A wildfire with a ferocity never seen before by veteran California firefighters raced up and down canyon hillsides, instantly engulfing homes and forcing thousands of people to flee, some running for their lives just ahead of the flames.
By Wednesday, a day after it ignited in brush left tinder-dry by years of drought, the blaze had spread across nearly 47 square miles and was raging out of control. The flames advanced despite the efforts of 1,300 firefighters.
Authorities could not immediately say how many homes had been destroyed, but they warned that the number will be large.
No deaths were reported, but cadaver dogs were searching the ruins for anyone who was overrun by the flames.
In 40 years of fighting fires, Incident Commander Mike Wakoski said, he had never seen conditions as extreme as those in Cajon Pass, where the fire broke out Tuesday.
Residents like Vi Delgado and her daughter April Christy, who had been through a major brushfire years before, said they had never seen anything like it either.
"No joke, we were literally being chased by the fire," a tearful April Christy said in a voice choked with emotion as she and her mother sat in their minivan in an evacuation center parking lot in Fontana. They did not go inside because their dogs, three Chihuahuas and a mixed-breed mutt, were not allowed.
"You've got flames on the side of you. You've got flames behind you," Christy said, describing a harrowing race down a mountain road. She was led by a sheriff's patrol car in front while a California Highway Patrol vehicle trailed behind and a truck filled with firefighters battled flames alongside her.
More than 34,000 homes and some 82,000 people were under evacuation warnings as firefighters concentrated their efforts on saving homes in the mountain communities of Lytle Creek, Wrightwood and Phelan. They implored residents not to think twice if told to leave, but it appears many were staying.
"From reports that we were hearing, possibly up to half didn't leave," said Lyn Sieliet, a U.S. Forest Service spokeswoman.
The interstate is a major route connecting Southern California to Las Vegas, and countless big rigs were parked along it on both sides of Cajon Pass on Wednesday, waiting for it to reopen.
Less than 24 hours after the blaze began 60 miles east of Los Angeles, authorities had assembled a fleet of 10 air tankers, 15 helicopters and an army of 1,300 firefighters, many of them just off the lines of a wildfire that burned for 10 days just to the east.

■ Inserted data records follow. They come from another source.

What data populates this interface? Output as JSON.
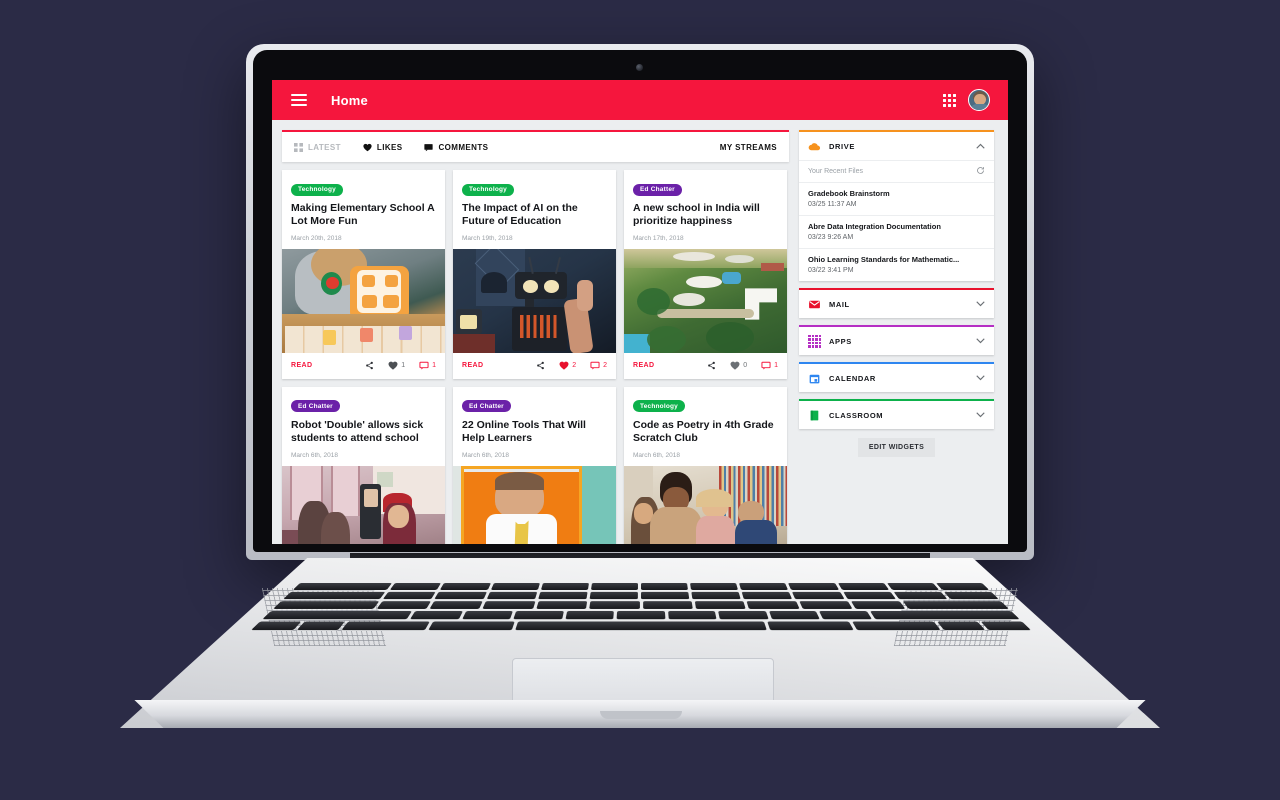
{
  "theme": {
    "brand_red": "#f5163d",
    "green": "#0db14b",
    "purple": "#6b21a8",
    "page_bg": "#2b2b46"
  },
  "appbar": {
    "menu_icon": "hamburger-menu-icon",
    "title": "Home",
    "apps_icon": "apps-grid-icon",
    "avatar_icon": "user-avatar"
  },
  "tabs": [
    {
      "label": "LATEST",
      "icon": "grid-tiles-icon",
      "active": false
    },
    {
      "label": "LIKES",
      "icon": "heart-icon",
      "active": true
    },
    {
      "label": "COMMENTS",
      "icon": "comment-icon",
      "active": true
    }
  ],
  "my_streams_label": "MY STREAMS",
  "cards": [
    {
      "tag": "Technology",
      "tag_type": "technology",
      "title": "Making Elementary School A Lot More Fun",
      "date": "March 20th, 2018",
      "image": "child-with-orange-robot-toy-and-alphabet-blocks",
      "read_label": "READ",
      "share_icon": "share-icon",
      "likes": "1",
      "liked": false,
      "comments": "1"
    },
    {
      "tag": "Technology",
      "tag_type": "technology",
      "title": "The Impact of AI on the Future of Education",
      "date": "March 19th, 2018",
      "image": "dark-robot-with-glowing-eyes-being-assembled",
      "read_label": "READ",
      "share_icon": "share-icon",
      "likes": "2",
      "liked": true,
      "comments": "2"
    },
    {
      "tag": "Ed Chatter",
      "tag_type": "edchatter",
      "title": "A new school in India will prioritize happiness",
      "date": "March 17th, 2018",
      "image": "aerial-view-of-green-school-campus",
      "read_label": "READ",
      "share_icon": "share-icon",
      "likes": "0",
      "liked": false,
      "comments": "1"
    },
    {
      "tag": "Ed Chatter",
      "tag_type": "edchatter",
      "title": "Robot 'Double' allows sick students to attend school",
      "date": "March 6th, 2018",
      "image": "classroom-with-telepresence-robot-and-students"
    },
    {
      "tag": "Ed Chatter",
      "tag_type": "edchatter",
      "title": "22 Online Tools That Will Help Learners",
      "date": "March 6th, 2018",
      "image": "teacher-in-front-of-orange-bulletin-board"
    },
    {
      "tag": "Technology",
      "tag_type": "technology",
      "title": "Code as Poetry in 4th Grade Scratch Club",
      "date": "March 6th, 2018",
      "image": "teacher-helping-students-at-desk-in-library"
    }
  ],
  "widgets": [
    {
      "name": "DRIVE",
      "icon": "drive-cloud-icon",
      "accent": "#f6921e",
      "chevron": "chevron-up-icon",
      "expanded": true,
      "recent_label": "Your Recent Files",
      "refresh_icon": "refresh-icon",
      "files": [
        {
          "name": "Gradebook Brainstorm",
          "time": "03/25 11:37 AM"
        },
        {
          "name": "Abre Data Integration Documentation",
          "time": "03/23 9:26 AM"
        },
        {
          "name": "Ohio Learning Standards for Mathematic...",
          "time": "03/22 3:41 PM"
        }
      ]
    },
    {
      "name": "MAIL",
      "icon": "mail-envelope-icon",
      "accent": "#e8112d",
      "chevron": "chevron-down-icon",
      "expanded": false
    },
    {
      "name": "APPS",
      "icon": "apps-dots-icon",
      "accent": "#b52fc4",
      "chevron": "chevron-down-icon",
      "expanded": false
    },
    {
      "name": "CALENDAR",
      "icon": "calendar-icon",
      "accent": "#2e86f0",
      "chevron": "chevron-down-icon",
      "expanded": false
    },
    {
      "name": "CLASSROOM",
      "icon": "classroom-icon",
      "accent": "#0db14b",
      "chevron": "chevron-down-icon",
      "expanded": false
    }
  ],
  "edit_widgets_label": "EDIT WIDGETS"
}
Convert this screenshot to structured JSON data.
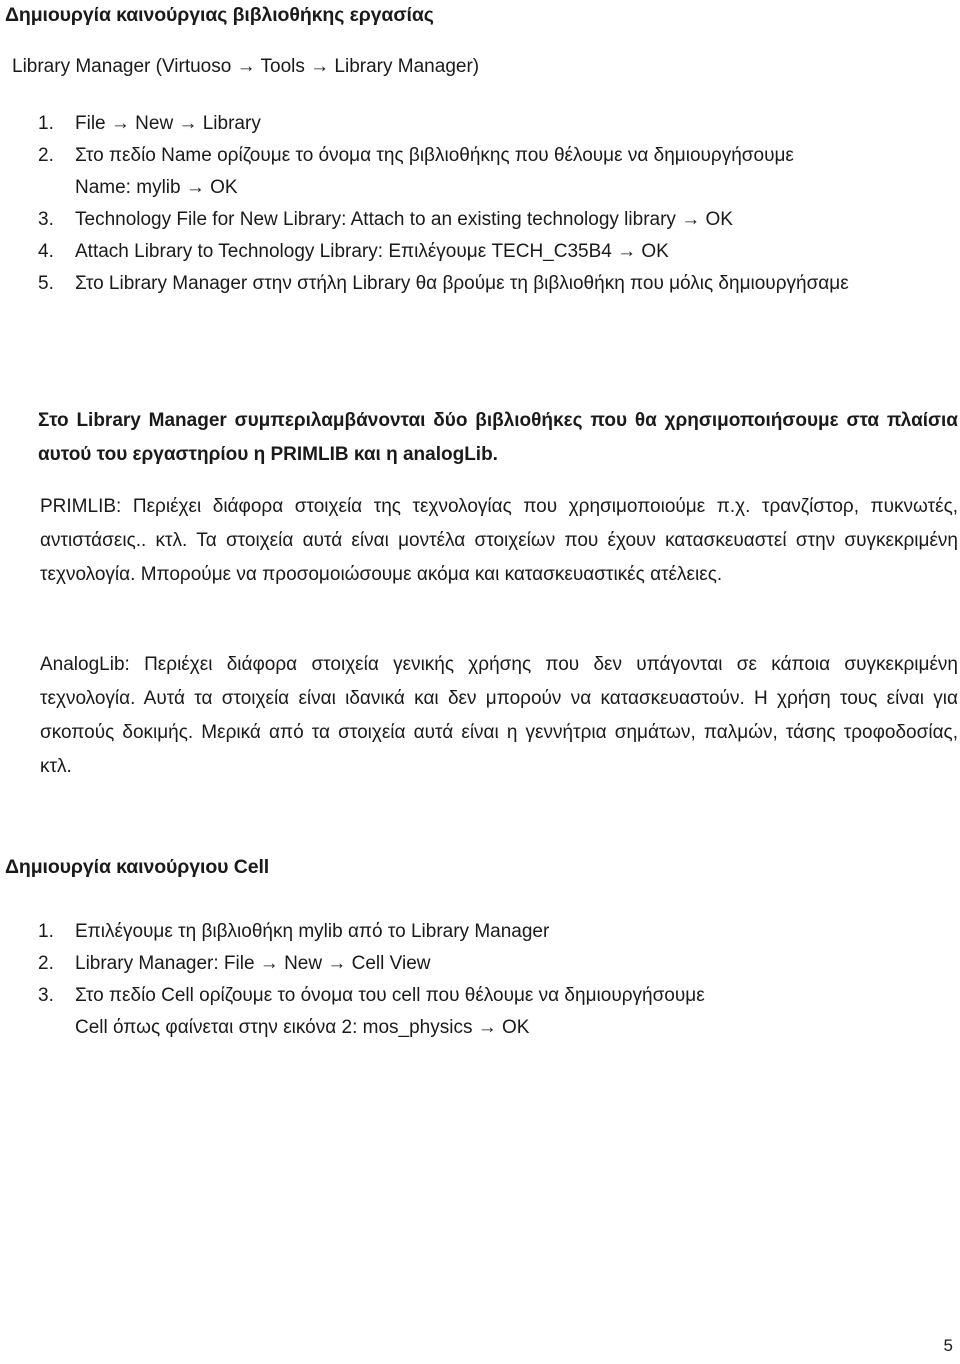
{
  "document": {
    "page_number": "5",
    "text_color": "#1a1a1a",
    "background_color": "#ffffff"
  },
  "section_1": {
    "heading": "Δημιουργία καινούργιας βιβλιοθήκης εργασίας",
    "intro": "Library Manager (Virtuoso → Tools → Library Manager)",
    "steps": [
      {
        "marker": "1.",
        "text": "File → New → Library",
        "sub": ""
      },
      {
        "marker": "2.",
        "text": "Στο πεδίο Name ορίζουμε το όνομα της βιβλιοθήκης που θέλουμε να δημιουργήσουμε",
        "sub": "Name: mylib → OK"
      },
      {
        "marker": "3.",
        "text": "Technology File for New Library: Attach to an existing technology library → OK",
        "sub": ""
      },
      {
        "marker": "4.",
        "text": "Attach Library to Technology Library: Επιλέγουμε TECH_C35B4 → OK",
        "sub": ""
      },
      {
        "marker": "5.",
        "text": "Στο Library Manager στην στήλη Library θα βρούμε τη βιβλιοθήκη που μόλις δημιουργήσαμε",
        "sub": ""
      }
    ],
    "paragraph_intro": "Στο Library Manager συμπεριλαμβάνονται δύο βιβλιοθήκες που θα χρησιμοποιήσουμε στα πλαίσια αυτού του εργαστηρίου η PRIMLIB και η analogLib.",
    "paragraph_primlib": "PRIMLIB: Περιέχει διάφορα στοιχεία της τεχνολογίας που χρησιμοποιούμε π.χ. τρανζίστορ, πυκνωτές, αντιστάσεις.. κτλ. Τα στοιχεία αυτά είναι μοντέλα στοιχείων που έχουν κατασκευαστεί στην συγκεκριμένη τεχνολογία. Μπορούμε να προσομοιώσουμε ακόμα και κατασκευαστικές ατέλειες.",
    "paragraph_analoglib": "AnalogLib: Περιέχει διάφορα στοιχεία γενικής χρήσης που δεν υπάγονται σε κάποια συγκεκριμένη τεχνολογία. Αυτά τα στοιχεία είναι ιδανικά και δεν μπορούν να κατασκευαστούν. Η χρήση τους είναι για σκοπούς δοκιμής. Μερικά από τα στοιχεία αυτά είναι η γεννήτρια σημάτων, παλμών, τάσης τροφοδοσίας, κτλ."
  },
  "section_2": {
    "heading": "Δημιουργία καινούργιου Cell",
    "steps": [
      {
        "marker": "1.",
        "text": "Επιλέγουμε τη βιβλιοθήκη mylib από το Library Manager",
        "sub": ""
      },
      {
        "marker": "2.",
        "text": "Library Manager: File → New → Cell View",
        "sub": ""
      },
      {
        "marker": "3.",
        "text": "Στο πεδίο Cell ορίζουμε το όνομα του cell που θέλουμε να δημιουργήσουμε",
        "sub": "Cell όπως φαίνεται στην εικόνα 2: mos_physics → OK"
      }
    ]
  }
}
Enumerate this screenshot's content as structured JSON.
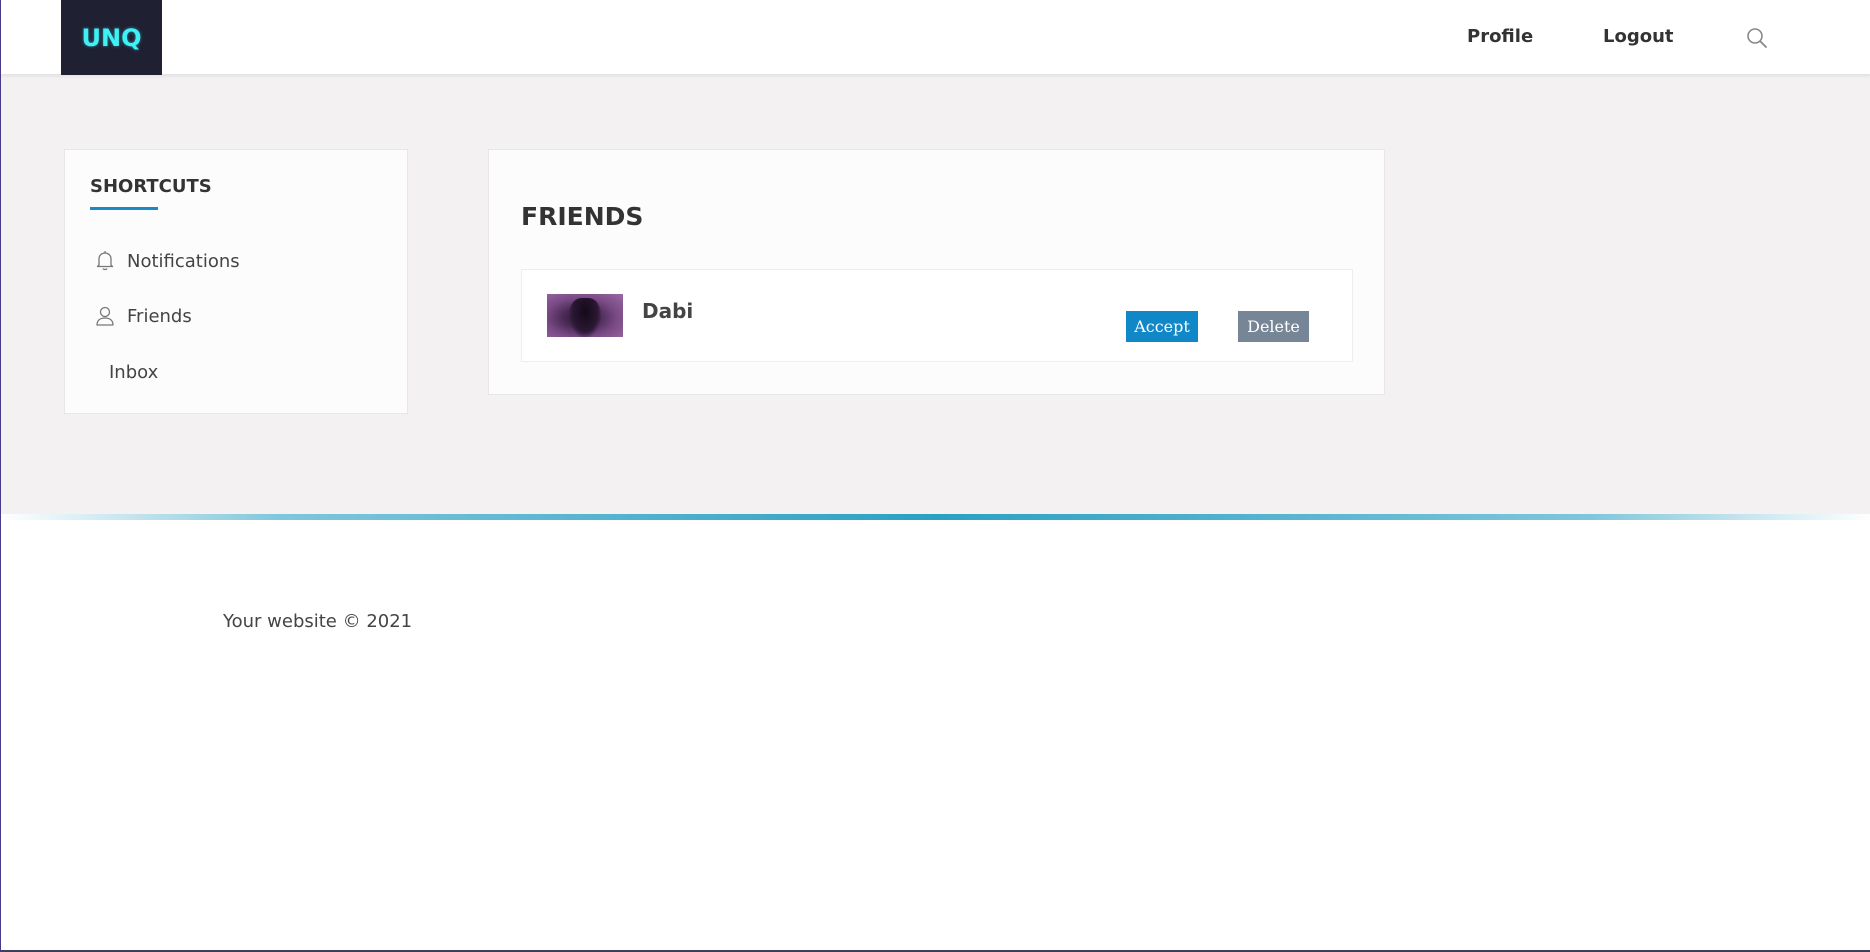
{
  "header": {
    "logo_text": "UNQ",
    "nav": {
      "profile": "Profile",
      "logout": "Logout"
    },
    "search_icon": "search-icon"
  },
  "sidebar": {
    "title": "SHORTCUTS",
    "accent_color": "#1a8ac6",
    "items": [
      {
        "label": "Notifications",
        "icon": "bell-icon"
      },
      {
        "label": "Friends",
        "icon": "user-icon"
      },
      {
        "label": "Inbox",
        "icon": ""
      }
    ]
  },
  "friends": {
    "title": "FRIENDS",
    "requests": [
      {
        "name": "Dabi",
        "accept_label": "Accept",
        "delete_label": "Delete"
      }
    ]
  },
  "colors": {
    "accept": "#1088c8",
    "delete": "#778696",
    "logo_bg": "#1f2133",
    "logo_text": "#3ff0f5"
  },
  "footer": {
    "text": "Your website © 2021"
  }
}
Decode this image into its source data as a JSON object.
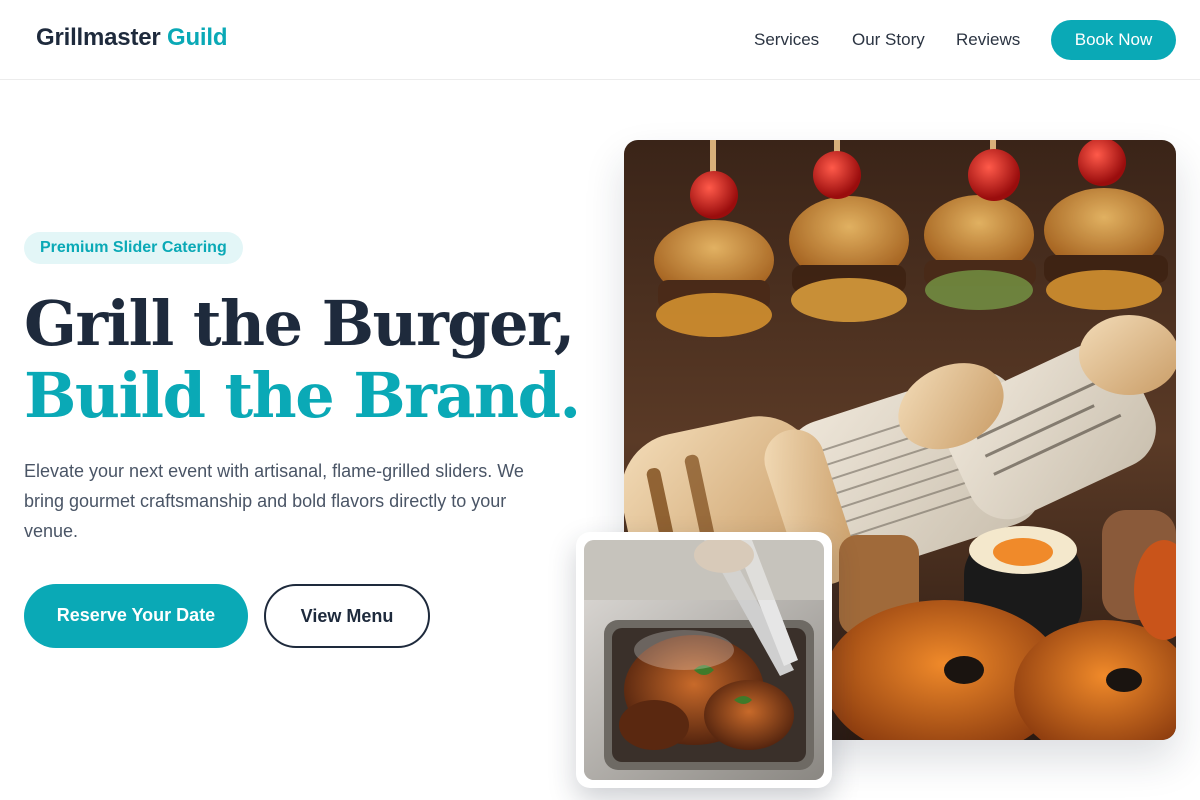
{
  "brand": {
    "name": "Grillmaster",
    "accent": "Guild"
  },
  "nav": {
    "links": [
      "Services",
      "Our Story",
      "Reviews"
    ],
    "cta": "Book Now"
  },
  "hero": {
    "badge": "Premium Slider Catering",
    "headline_line1": "Grill the Burger,",
    "headline_line2": "Build the Brand.",
    "description": "Elevate your next event with artisanal, flame-grilled sliders. We bring gourmet craftsmanship and bold flavors directly to your venue.",
    "primary_button": "Reserve Your Date",
    "secondary_button": "View Menu"
  },
  "images": {
    "main": "sliders-and-wraps-photo",
    "inset": "grilled-meat-tongs-photo"
  },
  "colors": {
    "accent": "#0aa9b6",
    "dark": "#1e2a3c",
    "badge_bg": "#e3f6f7"
  }
}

A fast moving wildfire continued raging near San Bernadino, California, forcing the evacuation of at least 82,000 and putting more than 30,000 structures at risk. The fire is one of 8 large fires burning across the state, where more than 10,000 firefighters are deployed.
As of Tuesday morning, the Blue Cut fire has already engulfed 30,000 acres and was expected to spread amid hot, dry and windy conditions.
Despite the efforts of 1,250 firefighters with more on the way, the blaze was 0 percent contained. The devastating blaze came as California is suffering through its worst drought on record. Dried out soils and widespread tree deaths, make trees and other vegetation more susceptible to fast spreading flames.
A new blaze seared its way into the pockmarked Southern California landscape Tuesday -- shuttering parts of two major freeways and forcing mandatory evacuations in an area that's already been extensively blackened by wildfire this year.
The Blue Cut Fire was first reported around 11 a.m. local time Tuesday and grew quickly -- consuming nearly 2,000 acres in about an hour's time, authorities said -- near the Cajon Pass in the San Bernardino National Forest.